[Items from an interface collection]
────────────────
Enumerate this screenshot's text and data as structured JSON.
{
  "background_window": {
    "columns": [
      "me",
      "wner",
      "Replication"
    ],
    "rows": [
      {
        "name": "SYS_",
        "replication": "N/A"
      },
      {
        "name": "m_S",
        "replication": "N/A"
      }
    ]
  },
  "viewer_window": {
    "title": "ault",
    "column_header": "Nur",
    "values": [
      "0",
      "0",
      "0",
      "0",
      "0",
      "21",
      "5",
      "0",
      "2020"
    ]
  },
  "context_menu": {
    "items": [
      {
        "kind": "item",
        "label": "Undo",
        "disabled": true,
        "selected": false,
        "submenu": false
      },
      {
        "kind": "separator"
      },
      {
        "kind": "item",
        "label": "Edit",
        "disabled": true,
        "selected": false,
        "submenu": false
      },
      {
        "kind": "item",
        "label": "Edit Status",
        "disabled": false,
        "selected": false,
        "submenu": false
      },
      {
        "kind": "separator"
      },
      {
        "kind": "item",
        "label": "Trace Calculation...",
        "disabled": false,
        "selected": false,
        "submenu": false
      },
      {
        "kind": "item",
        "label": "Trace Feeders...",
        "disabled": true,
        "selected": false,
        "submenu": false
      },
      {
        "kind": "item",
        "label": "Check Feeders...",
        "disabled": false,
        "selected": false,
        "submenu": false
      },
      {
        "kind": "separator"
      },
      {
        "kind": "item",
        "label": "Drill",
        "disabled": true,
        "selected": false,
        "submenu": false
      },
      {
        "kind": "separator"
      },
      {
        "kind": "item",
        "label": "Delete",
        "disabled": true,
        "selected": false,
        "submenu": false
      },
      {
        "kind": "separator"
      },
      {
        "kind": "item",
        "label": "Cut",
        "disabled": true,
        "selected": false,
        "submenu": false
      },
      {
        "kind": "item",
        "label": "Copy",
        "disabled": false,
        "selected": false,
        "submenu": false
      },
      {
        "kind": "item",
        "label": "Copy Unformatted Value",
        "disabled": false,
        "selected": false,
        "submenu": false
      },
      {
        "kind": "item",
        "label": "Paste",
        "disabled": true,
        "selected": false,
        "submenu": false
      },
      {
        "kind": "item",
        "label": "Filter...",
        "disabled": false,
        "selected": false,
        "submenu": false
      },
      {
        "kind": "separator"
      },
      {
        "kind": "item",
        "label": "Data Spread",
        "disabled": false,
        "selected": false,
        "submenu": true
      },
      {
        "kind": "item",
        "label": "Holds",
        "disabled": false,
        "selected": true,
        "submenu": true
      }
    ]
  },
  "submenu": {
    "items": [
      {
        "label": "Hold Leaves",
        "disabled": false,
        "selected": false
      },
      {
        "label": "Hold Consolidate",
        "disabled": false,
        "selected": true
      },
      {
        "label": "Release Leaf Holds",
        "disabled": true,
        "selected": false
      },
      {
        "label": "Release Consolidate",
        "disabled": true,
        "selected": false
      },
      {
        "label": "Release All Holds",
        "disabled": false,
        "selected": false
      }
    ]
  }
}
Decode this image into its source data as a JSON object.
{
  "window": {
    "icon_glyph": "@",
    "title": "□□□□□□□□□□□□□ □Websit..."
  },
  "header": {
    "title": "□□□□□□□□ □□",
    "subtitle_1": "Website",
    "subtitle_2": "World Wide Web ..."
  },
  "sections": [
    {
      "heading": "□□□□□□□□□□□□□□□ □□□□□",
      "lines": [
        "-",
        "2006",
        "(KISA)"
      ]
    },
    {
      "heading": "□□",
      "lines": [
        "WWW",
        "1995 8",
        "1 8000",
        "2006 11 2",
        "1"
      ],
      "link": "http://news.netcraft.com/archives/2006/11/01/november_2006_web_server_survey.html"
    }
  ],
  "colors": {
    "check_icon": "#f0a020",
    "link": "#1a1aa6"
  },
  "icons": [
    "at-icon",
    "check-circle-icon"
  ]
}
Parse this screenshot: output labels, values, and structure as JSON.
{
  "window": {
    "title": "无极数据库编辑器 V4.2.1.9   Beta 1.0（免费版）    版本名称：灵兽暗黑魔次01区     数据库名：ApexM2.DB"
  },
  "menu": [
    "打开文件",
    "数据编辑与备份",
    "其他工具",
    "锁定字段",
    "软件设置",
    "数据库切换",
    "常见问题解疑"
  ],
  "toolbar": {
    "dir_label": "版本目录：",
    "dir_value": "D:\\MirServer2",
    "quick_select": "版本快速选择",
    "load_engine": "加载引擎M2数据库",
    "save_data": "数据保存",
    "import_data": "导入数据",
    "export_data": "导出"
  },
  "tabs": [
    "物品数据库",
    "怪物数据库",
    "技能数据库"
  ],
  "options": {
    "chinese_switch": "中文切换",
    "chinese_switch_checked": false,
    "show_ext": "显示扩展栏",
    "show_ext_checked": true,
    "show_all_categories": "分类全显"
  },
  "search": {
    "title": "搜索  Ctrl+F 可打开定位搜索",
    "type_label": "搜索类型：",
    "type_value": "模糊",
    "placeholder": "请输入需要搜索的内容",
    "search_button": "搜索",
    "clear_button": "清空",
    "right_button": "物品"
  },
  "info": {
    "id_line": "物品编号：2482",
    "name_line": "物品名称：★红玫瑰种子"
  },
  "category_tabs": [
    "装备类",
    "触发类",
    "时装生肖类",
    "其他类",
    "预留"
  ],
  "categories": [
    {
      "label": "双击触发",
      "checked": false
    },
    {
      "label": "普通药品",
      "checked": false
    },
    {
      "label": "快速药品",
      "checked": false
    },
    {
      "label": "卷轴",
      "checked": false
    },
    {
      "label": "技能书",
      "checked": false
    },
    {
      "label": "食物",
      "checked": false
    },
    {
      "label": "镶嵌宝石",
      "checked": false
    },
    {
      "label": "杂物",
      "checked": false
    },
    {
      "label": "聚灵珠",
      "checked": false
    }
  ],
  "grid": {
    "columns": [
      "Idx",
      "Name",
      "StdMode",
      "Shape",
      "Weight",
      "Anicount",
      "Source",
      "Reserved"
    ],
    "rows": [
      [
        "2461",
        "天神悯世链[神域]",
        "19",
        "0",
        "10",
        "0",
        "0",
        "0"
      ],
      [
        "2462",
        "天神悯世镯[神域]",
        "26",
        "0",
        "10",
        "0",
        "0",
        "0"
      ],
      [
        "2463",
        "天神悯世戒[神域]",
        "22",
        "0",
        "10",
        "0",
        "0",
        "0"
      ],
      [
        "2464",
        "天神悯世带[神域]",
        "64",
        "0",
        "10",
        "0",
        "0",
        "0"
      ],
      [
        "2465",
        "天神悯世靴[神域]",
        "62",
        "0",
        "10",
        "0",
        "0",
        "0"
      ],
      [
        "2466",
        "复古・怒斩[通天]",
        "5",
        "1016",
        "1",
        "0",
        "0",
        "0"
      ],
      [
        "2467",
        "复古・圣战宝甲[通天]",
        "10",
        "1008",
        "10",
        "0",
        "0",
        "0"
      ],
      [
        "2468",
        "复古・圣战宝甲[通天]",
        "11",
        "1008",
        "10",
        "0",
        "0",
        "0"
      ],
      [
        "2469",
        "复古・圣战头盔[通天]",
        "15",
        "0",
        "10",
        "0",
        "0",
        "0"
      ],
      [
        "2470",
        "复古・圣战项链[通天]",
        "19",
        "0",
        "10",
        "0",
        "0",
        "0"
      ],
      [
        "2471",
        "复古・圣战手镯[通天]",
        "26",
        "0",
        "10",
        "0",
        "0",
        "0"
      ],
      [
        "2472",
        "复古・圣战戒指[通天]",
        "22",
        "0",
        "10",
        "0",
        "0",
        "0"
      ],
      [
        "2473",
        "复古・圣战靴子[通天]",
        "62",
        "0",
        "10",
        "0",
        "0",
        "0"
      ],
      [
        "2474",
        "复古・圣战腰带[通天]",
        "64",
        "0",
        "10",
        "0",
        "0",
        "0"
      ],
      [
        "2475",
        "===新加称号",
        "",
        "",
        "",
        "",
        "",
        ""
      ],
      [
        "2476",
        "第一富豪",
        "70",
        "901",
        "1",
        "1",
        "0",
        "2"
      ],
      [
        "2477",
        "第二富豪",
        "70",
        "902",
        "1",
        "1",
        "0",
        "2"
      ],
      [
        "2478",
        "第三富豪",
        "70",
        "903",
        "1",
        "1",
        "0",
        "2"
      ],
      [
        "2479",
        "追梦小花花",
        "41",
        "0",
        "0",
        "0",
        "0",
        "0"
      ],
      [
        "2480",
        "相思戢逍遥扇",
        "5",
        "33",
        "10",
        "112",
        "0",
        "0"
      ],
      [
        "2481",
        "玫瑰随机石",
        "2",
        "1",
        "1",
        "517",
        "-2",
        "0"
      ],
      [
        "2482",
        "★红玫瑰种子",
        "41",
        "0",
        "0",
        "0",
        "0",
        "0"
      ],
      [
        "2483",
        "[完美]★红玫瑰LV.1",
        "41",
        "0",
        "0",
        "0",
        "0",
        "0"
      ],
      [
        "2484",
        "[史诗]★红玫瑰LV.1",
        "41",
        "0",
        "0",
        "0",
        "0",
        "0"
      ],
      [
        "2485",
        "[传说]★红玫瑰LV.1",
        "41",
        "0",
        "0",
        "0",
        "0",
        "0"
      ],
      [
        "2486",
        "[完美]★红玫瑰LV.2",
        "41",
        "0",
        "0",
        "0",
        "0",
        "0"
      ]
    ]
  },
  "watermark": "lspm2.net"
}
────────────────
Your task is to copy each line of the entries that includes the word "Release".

        "label": "Release Leaf Holds",
        "label": "Release Consolidate",
        "label": "Release All Holds",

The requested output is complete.